By Jackson Citizen Patriot staff
Every time a city, township or county board conducts certain types of legal business, they are supposed to give notice to you, the resident. Government’s business is the public’s business, after all.
Today, such notices must appear in publications of general circulation (newspapers like this one, for example), but not for long if a few state lawmakers get their way. Bills offered last month in the state House would let governments put legal notices on their own Web sites.
Would the public truly be informed? Let’s ask the question another way: How often do you visit Jackson County government’s Web site?
Changing this requirement absolutely is not in the public’s interest. The idea of sunshine laws like these is to give information to people so that they can be part of the governmental process when they want.
Burying notices on municipal Web sites does the opposite: It forces people to play detective to find out what elected officials are doing.
Yes, newspapers like the Citizen Patriot benefit financially from such legal notices. Not by much, however. They are a small slice of the newspaper’s advertising revenue.

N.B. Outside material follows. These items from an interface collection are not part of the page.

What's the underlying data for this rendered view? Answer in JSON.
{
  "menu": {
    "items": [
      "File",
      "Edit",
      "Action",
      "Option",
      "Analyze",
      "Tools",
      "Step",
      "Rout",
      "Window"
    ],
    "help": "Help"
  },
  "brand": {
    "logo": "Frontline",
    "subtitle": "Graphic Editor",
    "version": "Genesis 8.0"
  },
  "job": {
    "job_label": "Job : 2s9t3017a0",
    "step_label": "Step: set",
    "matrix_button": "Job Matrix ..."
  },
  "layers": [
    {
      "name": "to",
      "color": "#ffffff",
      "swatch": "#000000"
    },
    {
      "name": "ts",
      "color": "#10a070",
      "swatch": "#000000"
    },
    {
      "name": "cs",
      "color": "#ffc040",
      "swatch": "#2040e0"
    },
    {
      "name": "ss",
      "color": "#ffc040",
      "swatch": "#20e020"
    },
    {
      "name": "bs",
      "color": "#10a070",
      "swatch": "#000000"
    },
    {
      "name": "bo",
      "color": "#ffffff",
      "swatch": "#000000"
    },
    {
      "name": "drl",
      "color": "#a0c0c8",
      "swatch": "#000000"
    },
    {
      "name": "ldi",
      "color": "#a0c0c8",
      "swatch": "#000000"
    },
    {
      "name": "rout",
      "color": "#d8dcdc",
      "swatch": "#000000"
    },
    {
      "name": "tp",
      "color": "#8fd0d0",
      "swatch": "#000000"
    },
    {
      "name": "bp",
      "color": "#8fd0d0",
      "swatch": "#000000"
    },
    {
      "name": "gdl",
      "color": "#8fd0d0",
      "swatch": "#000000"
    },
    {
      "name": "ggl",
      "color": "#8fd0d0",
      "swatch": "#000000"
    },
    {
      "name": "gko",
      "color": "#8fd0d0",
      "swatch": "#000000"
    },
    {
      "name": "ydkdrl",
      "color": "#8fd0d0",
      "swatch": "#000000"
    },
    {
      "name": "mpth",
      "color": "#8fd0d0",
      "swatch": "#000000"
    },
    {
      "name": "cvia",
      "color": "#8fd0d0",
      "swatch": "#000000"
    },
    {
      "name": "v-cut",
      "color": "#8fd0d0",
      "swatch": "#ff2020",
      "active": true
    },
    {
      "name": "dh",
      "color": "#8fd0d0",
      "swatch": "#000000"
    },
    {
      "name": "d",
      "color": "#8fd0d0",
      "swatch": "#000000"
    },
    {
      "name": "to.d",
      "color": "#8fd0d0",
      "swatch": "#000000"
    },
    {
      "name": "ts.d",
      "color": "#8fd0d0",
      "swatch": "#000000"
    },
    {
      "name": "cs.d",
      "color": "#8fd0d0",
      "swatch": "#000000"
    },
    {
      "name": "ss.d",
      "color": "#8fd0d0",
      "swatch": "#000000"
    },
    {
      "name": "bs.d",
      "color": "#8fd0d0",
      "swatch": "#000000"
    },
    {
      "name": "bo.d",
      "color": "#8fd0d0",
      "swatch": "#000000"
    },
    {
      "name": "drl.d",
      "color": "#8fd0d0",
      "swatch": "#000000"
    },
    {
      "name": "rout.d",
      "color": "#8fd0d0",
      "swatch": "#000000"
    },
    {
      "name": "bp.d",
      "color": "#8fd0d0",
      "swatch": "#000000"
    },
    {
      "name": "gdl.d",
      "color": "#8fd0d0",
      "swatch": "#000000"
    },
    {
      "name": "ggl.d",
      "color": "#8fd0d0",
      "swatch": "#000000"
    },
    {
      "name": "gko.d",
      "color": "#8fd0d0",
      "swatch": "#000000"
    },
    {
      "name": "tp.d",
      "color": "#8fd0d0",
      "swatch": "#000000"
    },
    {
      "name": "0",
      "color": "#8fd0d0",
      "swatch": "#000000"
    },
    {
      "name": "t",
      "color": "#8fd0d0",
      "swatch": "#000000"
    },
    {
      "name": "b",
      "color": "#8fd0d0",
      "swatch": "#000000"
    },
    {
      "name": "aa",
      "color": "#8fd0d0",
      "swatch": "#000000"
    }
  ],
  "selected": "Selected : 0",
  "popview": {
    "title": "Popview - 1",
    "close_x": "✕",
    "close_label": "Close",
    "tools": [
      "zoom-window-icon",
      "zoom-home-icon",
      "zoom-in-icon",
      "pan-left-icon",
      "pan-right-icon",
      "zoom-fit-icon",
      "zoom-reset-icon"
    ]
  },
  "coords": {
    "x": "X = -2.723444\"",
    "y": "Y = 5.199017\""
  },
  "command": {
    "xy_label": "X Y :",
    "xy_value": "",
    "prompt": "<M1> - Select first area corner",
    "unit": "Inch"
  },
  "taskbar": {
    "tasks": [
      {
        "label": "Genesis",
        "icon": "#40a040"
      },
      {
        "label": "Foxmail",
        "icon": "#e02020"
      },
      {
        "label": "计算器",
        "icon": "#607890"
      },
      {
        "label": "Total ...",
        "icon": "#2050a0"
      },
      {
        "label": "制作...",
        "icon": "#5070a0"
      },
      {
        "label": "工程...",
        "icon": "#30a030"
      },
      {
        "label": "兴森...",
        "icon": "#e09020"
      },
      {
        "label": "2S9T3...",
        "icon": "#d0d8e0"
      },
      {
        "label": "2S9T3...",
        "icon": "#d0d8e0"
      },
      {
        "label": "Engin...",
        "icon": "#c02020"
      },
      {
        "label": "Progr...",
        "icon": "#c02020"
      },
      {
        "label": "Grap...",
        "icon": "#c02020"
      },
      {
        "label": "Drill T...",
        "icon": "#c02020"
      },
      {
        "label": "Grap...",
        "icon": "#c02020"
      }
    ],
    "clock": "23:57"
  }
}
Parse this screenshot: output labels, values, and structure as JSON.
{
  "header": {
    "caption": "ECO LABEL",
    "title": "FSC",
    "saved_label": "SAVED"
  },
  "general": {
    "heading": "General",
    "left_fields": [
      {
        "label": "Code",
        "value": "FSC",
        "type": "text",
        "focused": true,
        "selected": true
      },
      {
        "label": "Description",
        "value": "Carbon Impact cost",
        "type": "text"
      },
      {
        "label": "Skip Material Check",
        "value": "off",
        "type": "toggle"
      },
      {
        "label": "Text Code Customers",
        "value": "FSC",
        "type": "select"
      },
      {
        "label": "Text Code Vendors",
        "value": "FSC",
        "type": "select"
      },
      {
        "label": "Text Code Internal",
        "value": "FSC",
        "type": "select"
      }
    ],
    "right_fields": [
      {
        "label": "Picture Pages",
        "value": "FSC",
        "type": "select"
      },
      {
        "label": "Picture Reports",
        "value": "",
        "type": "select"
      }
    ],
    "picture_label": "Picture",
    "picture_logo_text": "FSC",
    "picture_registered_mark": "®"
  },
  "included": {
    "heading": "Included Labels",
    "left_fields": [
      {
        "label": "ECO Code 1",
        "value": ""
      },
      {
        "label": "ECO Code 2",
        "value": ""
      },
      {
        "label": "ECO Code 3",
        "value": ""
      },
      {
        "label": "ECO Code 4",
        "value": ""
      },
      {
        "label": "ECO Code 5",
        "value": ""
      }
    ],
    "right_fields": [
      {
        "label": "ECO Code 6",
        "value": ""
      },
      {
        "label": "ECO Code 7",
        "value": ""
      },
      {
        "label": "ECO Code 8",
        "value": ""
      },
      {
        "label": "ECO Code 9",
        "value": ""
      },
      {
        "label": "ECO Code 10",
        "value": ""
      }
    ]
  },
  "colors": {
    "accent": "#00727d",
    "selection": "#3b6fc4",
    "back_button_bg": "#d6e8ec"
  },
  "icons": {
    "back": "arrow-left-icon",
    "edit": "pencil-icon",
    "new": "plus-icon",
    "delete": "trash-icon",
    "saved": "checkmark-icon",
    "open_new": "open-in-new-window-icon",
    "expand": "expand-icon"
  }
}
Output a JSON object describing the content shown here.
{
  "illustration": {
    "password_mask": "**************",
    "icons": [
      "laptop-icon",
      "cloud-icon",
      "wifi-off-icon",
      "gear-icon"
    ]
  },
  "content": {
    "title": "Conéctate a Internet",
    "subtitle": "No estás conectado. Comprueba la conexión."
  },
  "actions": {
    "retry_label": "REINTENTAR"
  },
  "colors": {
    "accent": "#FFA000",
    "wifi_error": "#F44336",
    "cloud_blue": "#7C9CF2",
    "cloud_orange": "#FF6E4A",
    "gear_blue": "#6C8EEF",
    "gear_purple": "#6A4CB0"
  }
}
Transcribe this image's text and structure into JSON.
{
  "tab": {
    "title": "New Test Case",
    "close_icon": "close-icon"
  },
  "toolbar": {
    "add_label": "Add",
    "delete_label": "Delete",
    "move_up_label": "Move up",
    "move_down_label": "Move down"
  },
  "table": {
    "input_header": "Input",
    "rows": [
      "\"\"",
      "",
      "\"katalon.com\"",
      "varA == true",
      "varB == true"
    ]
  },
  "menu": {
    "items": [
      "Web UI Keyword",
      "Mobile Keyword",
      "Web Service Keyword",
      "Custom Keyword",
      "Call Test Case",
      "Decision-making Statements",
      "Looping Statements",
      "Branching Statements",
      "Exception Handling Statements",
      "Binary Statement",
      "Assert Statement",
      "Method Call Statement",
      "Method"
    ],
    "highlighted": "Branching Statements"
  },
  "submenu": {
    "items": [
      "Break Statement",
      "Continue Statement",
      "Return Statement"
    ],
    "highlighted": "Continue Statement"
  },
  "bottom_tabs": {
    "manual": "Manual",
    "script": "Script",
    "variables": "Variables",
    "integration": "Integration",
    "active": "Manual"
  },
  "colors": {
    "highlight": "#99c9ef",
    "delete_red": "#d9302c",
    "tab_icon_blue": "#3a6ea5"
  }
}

So we are arguing here in the public’s interest, not our own. People should be able to expect their local governments will not operate in secret. Part of that expectation is that public notices should be conveniently available.
State lawmakers should leave the existing law alone.
Jackson Citizen Patriot